* Assignment: From the entries below, copy every line holding the word "AzureLessons".

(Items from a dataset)
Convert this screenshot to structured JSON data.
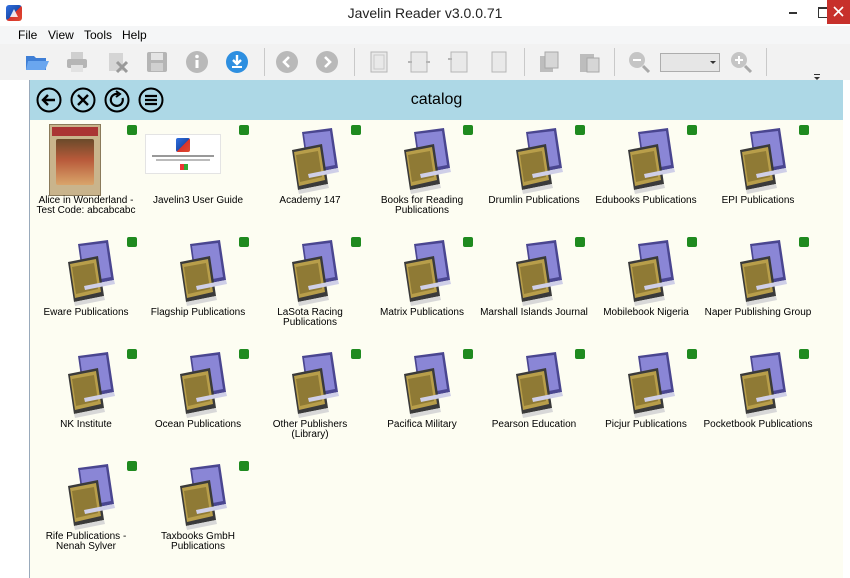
{
  "window": {
    "title": "Javelin Reader v3.0.0.71"
  },
  "menu": [
    "File",
    "View",
    "Tools",
    "Help"
  ],
  "toolbar": {
    "icons": [
      "open-folder-icon",
      "print-icon",
      "delete-icon",
      "save-icon",
      "info-icon",
      "download-icon",
      "back-icon",
      "forward-icon",
      "page-fit-icon",
      "page-width-icon",
      "rotate-left-icon",
      "rotate-right-icon",
      "copy-icon",
      "paste-icon",
      "zoom-out-icon",
      "zoom-in-icon"
    ],
    "zoom_value": ""
  },
  "catalog": {
    "title": "catalog",
    "items": [
      {
        "label": "Alice in Wonderland - Test Code: abcabcabc",
        "thumb": "alice-cover"
      },
      {
        "label": "Javelin3 User Guide",
        "thumb": "guide-cover"
      },
      {
        "label": "Academy 147",
        "thumb": "books-icon"
      },
      {
        "label": "Books for Reading Publications",
        "thumb": "books-icon"
      },
      {
        "label": "Drumlin Publications",
        "thumb": "books-icon"
      },
      {
        "label": "Edubooks Publications",
        "thumb": "books-icon"
      },
      {
        "label": "EPI Publications",
        "thumb": "books-icon"
      },
      {
        "label": "Eware Publications",
        "thumb": "books-icon"
      },
      {
        "label": "Flagship Publications",
        "thumb": "books-icon"
      },
      {
        "label": "LaSota Racing Publications",
        "thumb": "books-icon"
      },
      {
        "label": "Matrix Publications",
        "thumb": "books-icon"
      },
      {
        "label": "Marshall Islands Journal",
        "thumb": "books-icon"
      },
      {
        "label": "Mobilebook Nigeria",
        "thumb": "books-icon"
      },
      {
        "label": "Naper Publishing Group",
        "thumb": "books-icon"
      },
      {
        "label": "NK Institute",
        "thumb": "books-icon"
      },
      {
        "label": "Ocean Publications",
        "thumb": "books-icon"
      },
      {
        "label": "Other Publishers (Library)",
        "thumb": "books-icon"
      },
      {
        "label": "Pacifica Military",
        "thumb": "books-icon"
      },
      {
        "label": "Pearson Education",
        "thumb": "books-icon"
      },
      {
        "label": "Picjur Publications",
        "thumb": "books-icon"
      },
      {
        "label": "Pocketbook Publications",
        "thumb": "books-icon"
      },
      {
        "label": "Rife Publications - Nenah Sylver",
        "thumb": "books-icon"
      },
      {
        "label": "Taxbooks GmbH Publications",
        "thumb": "books-icon"
      }
    ]
  },
  "colors": {
    "nav_bar": "#add8e6",
    "content_bg": "#fdfdf2",
    "status_dot": "#1f8a1f",
    "book_purple": "#7d78c8",
    "book_gold": "#b89e4a"
  }
}
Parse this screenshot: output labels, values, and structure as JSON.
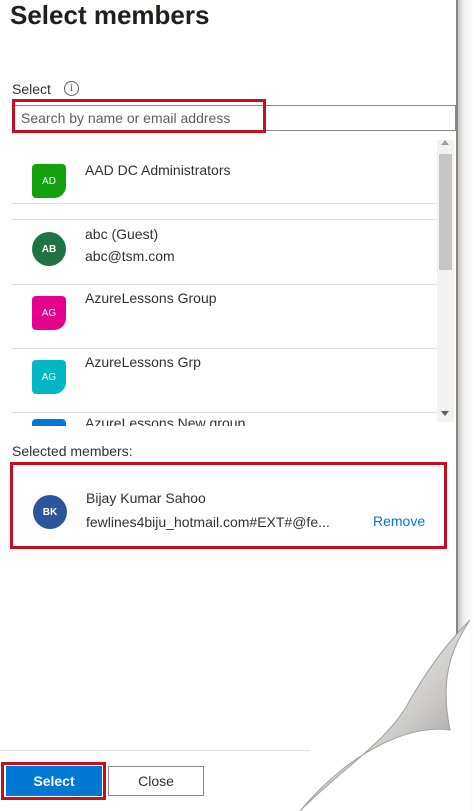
{
  "title": "Select members",
  "select_label": "Select",
  "info_icon": "info-icon",
  "search": {
    "placeholder": "Search by name or email address",
    "value": ""
  },
  "list": [
    {
      "initials": "AD",
      "name": "AAD DC Administrators",
      "sub": "",
      "color": "#13a10e",
      "shape": "square"
    },
    {
      "initials": "AB",
      "name": "abc (Guest)",
      "sub": "abc@tsm.com",
      "color": "#217346",
      "shape": "circle"
    },
    {
      "initials": "AG",
      "name": "AzureLessons Group",
      "sub": "",
      "color": "#e3008c",
      "shape": "square"
    },
    {
      "initials": "AG",
      "name": "AzureLessons Grp",
      "sub": "",
      "color": "#00b7c3",
      "shape": "square"
    },
    {
      "initials": "",
      "name": "AzureLessons New group",
      "sub": "",
      "color": "#0078d4",
      "shape": "square"
    }
  ],
  "selected_label": "Selected members:",
  "selected": {
    "initials": "BK",
    "name": "Bijay Kumar Sahoo",
    "email": "fewlines4biju_hotmail.com#EXT#@fe...",
    "remove_label": "Remove",
    "color": "#2b579a"
  },
  "buttons": {
    "select": "Select",
    "close": "Close"
  },
  "colors": {
    "accent": "#0078d4",
    "highlight": "#c50f1f"
  }
}
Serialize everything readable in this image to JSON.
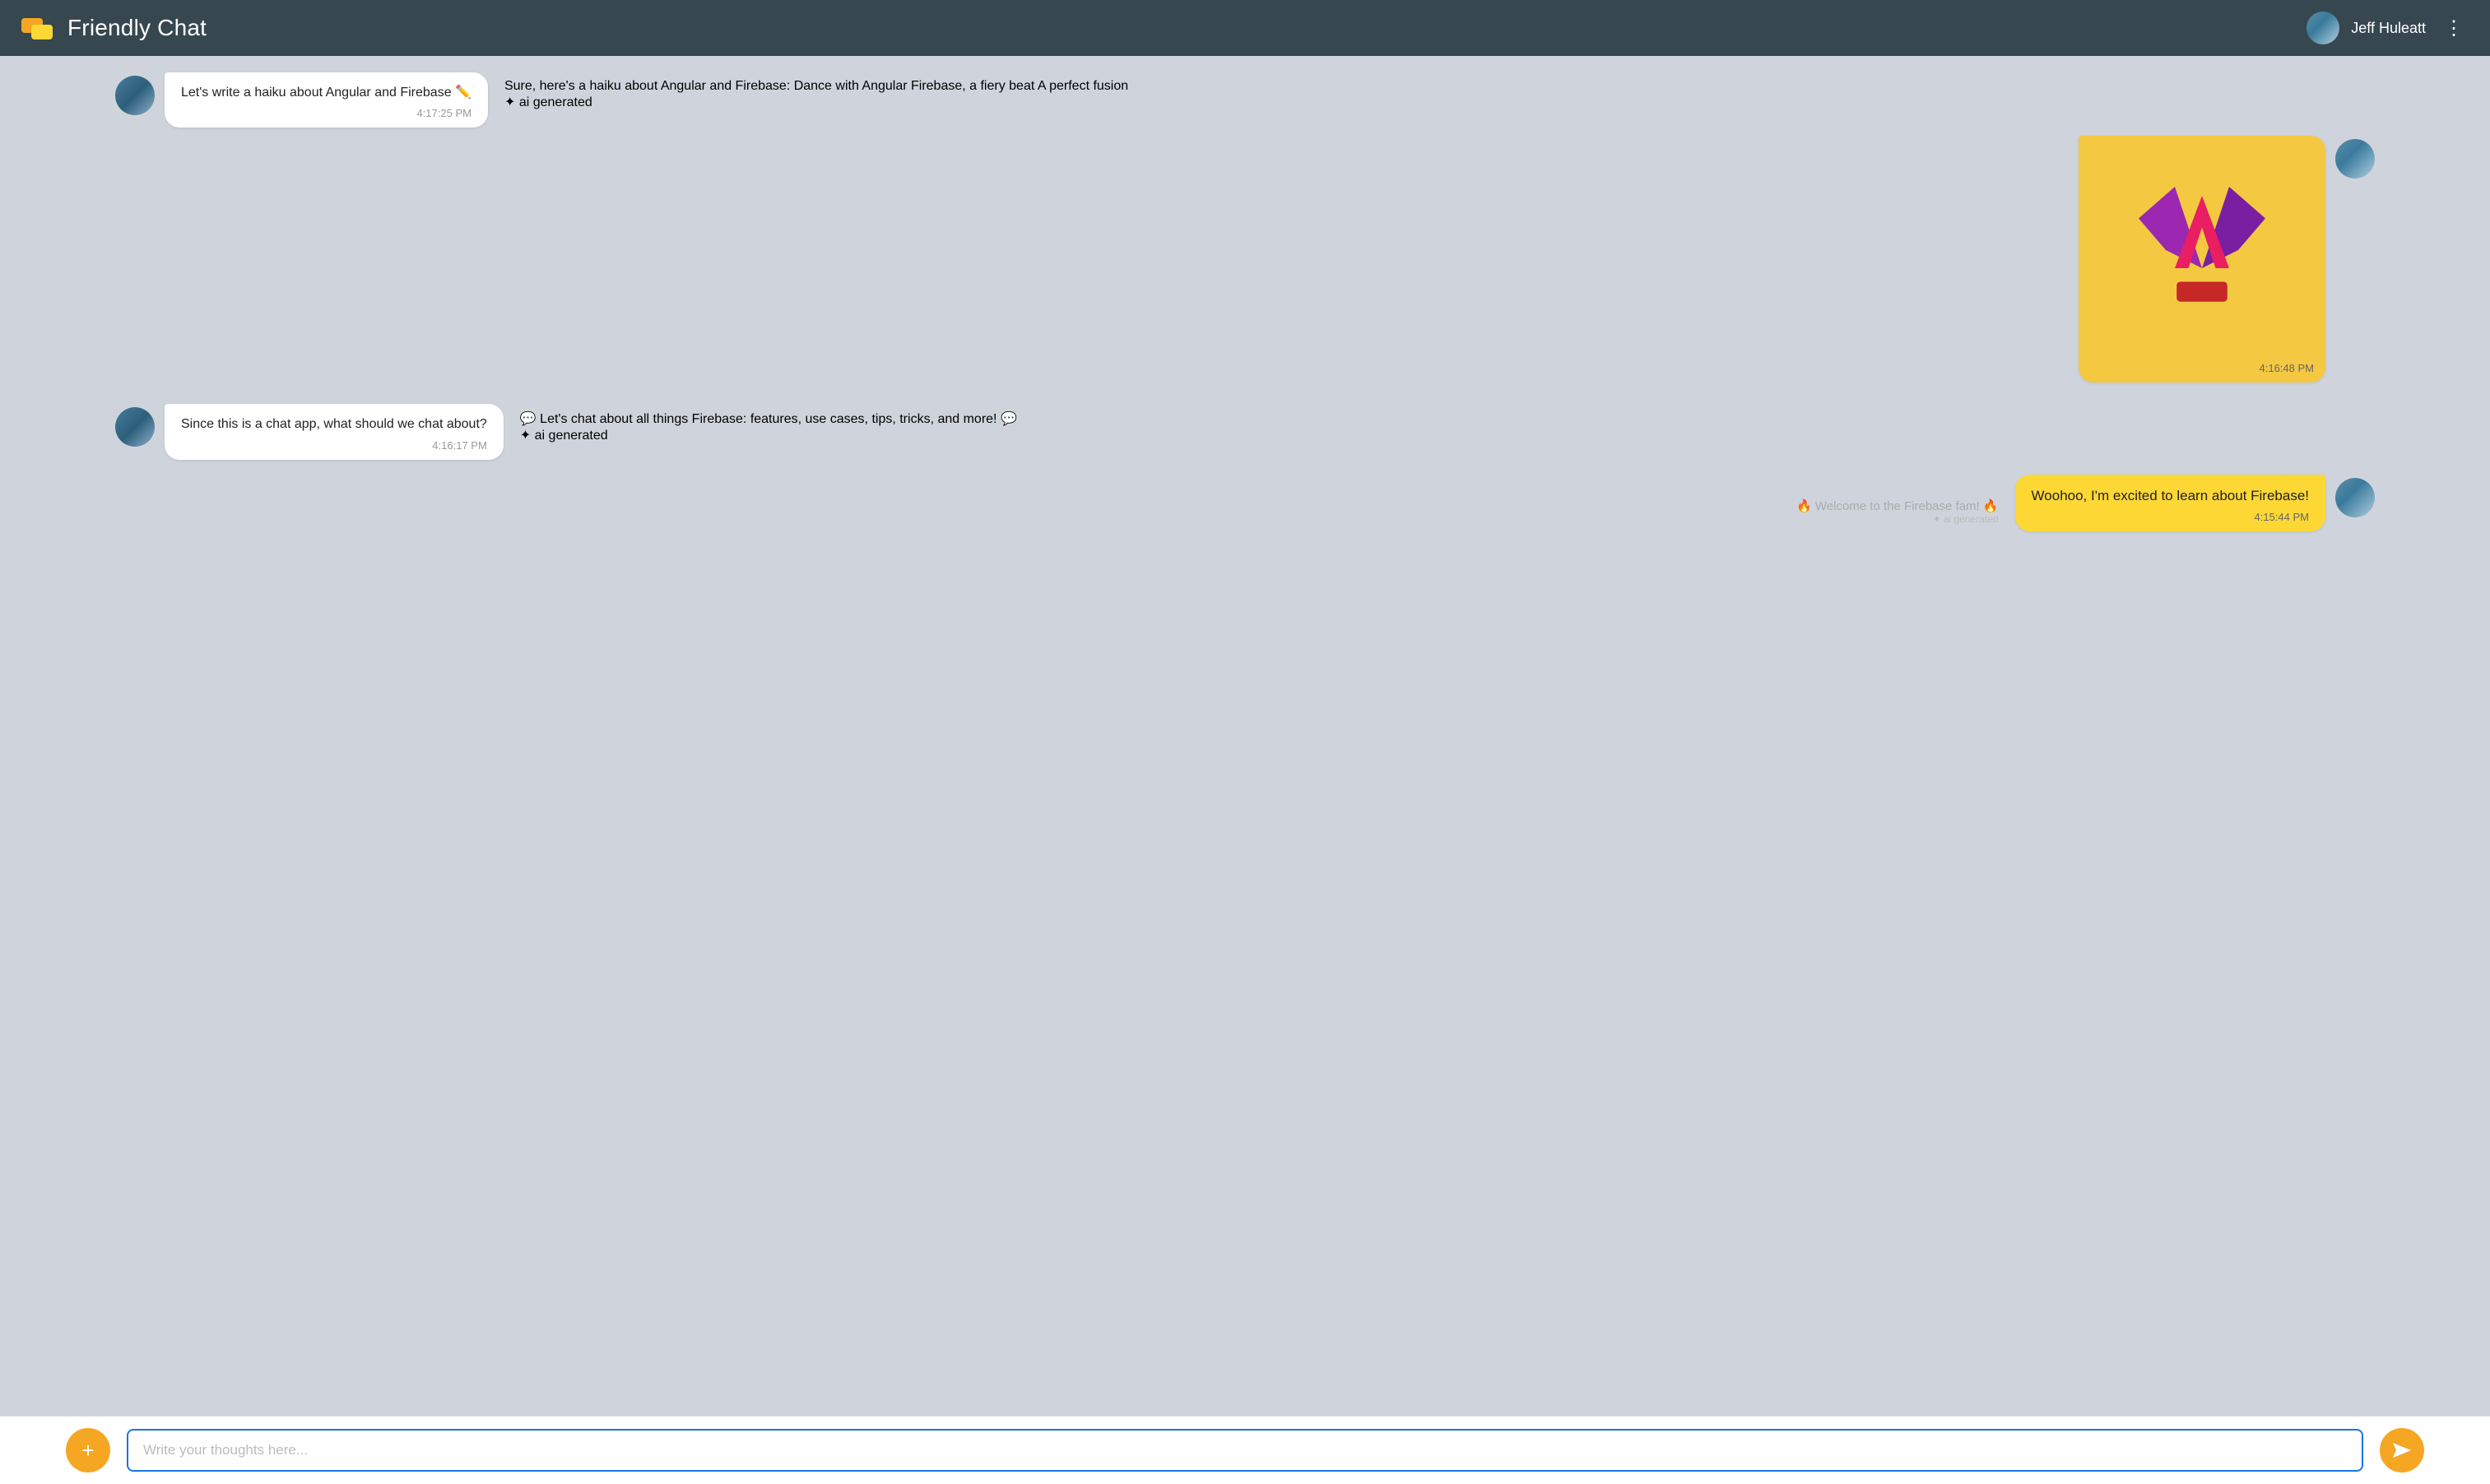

* Exercise result:
      "name": "AzureLessons Group",
      "name": "AzureLessons Grp",
      "name": "AzureLessons New group",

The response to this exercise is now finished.